The splintering of the old Janata Party and the energies unleashed by the Mandal movement allowed for new alliances between regional parties on the lookout for some quick borrowed glamour, and created a rift between stars and the Congress party. Perhaps the most personal connection between Delhi politics and Bombay cinema was that between Rajiv and Sonia Gandhi and Rajiv’s schoolboy friend Amitabh Bachchan, but neither the friendship, nor Bachchan’s parliamentary career, was to last.
Kidwai traces these dovetailing trajectories through to the present. But although he profiles Bharatiya Janata Party (BJP) politicians from Shatrughan Sinha to Paresh Rawal (current member of Parliament for Ahmedabad East), his book refrains from commenting on an ongoing political transformation in Bollywood. The Ram Janmabhoomi movement and the rise of an aggressive, inward-looking Hindutva are generally considered to be the realm of the conservative, bottom-line-oriented TV industry (which flourished in the decade after the demolition of the Babri Masjid in 1992) rather than Hindi cinema. Bollywood stars did join the BJP, but made no notable attempts to embrace its ideology on-screen. But this has altered with the ascension of Narendra Modi, a prime minister who may not demonstrate the easy enjoyment of popular cinema that his bête noire Nehru once did, but who understands and exploits the power of celebrity well.
Of course, his supporters in Bollywood will have a hard time recreating some of the industry’s more outlandish feats of fealty to the Congress. As late as 1980, Feroz Khan would dedicate Qurbani to the memory of the authoritarian Sanjay Gandhi, with a title card that wished sweet sleep to the “prince" who had come and gone before his time. However, the industry is no longer shy of creating outright propaganda for the ruling NDA, whether directly linked to government initiatives (see the stars of the tailoring dramedy Sui Dhaaga, who were signed on as ambassadors of the Skill India initiative) or more generally aping the rah-rah style of its nationalist rhetoric (see Aditya Dhar’s forthcoming Uri, a celebratory retelling of 2017’s “surgical strikes" across the border). Bachchan, once elected to Parliament from Allahabad on a Congress ticket, has come to be seen as a Modi man, his ambassador for everything from Gujarat Tourism to the Swachh Bharat programme.

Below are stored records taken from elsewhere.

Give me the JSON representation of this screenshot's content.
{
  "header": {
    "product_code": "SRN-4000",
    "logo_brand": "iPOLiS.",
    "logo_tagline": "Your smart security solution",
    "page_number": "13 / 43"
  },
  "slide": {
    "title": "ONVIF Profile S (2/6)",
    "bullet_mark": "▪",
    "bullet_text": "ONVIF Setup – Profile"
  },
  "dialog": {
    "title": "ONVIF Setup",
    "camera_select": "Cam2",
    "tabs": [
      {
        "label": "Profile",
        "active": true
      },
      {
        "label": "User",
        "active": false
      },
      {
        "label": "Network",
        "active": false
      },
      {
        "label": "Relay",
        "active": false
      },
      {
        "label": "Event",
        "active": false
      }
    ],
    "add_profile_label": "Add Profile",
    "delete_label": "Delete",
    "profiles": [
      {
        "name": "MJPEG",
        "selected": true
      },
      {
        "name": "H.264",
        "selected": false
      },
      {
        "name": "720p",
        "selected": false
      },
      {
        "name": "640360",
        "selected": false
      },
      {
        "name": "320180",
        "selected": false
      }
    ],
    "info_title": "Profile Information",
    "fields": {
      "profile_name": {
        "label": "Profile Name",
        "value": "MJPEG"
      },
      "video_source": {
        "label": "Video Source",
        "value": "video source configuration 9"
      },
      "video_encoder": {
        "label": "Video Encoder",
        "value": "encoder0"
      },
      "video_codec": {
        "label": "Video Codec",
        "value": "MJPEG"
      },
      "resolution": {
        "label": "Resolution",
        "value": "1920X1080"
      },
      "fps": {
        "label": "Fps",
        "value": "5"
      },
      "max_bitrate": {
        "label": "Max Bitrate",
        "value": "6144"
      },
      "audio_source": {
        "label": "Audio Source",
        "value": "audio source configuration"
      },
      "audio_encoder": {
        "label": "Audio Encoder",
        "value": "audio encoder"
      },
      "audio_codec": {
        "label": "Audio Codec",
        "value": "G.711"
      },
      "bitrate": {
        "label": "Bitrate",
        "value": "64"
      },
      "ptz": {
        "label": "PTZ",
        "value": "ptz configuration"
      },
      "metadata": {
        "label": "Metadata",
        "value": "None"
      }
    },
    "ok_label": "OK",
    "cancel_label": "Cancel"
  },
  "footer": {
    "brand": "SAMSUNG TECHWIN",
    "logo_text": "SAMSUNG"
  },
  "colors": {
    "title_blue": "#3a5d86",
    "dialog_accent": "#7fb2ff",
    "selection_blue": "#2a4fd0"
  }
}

In this fascinating moment of reorientation, Kidwai’s entertaining, unsystematic collection of personal histories leaves much unsaid. The book liberally mixes on-screen and off-screen history, which frees him to quote from gossip rags as well as parliamentary records and movie dialogues. There’s a great deal of minute detail to be found here, yet the big picture never quite comes into view, in spite of opening and closing chapters in which Kidwai offers his own, mildly stated and politically restrained perspective
The book covers a mighty swathe, from Dilip Kumar spending a night in Yerawada jail during the Quit India movement to Paresh Rawal’s fake news tweets. But it doesn’t really explain how the film industry got from one to the other. At best, we’re left with a sense of how artistic consciousness has perhaps retreated from the realm of the public to the private. Mehboob Khan, who made Mother India, once declared “Nehru, tu mera mehboob hai (you are my love)!"—to describe his political sensibility. When Kareena Kapoor said she “wouldn’t mind" a date with Rahul Gandhi, she meant nothing of the sort.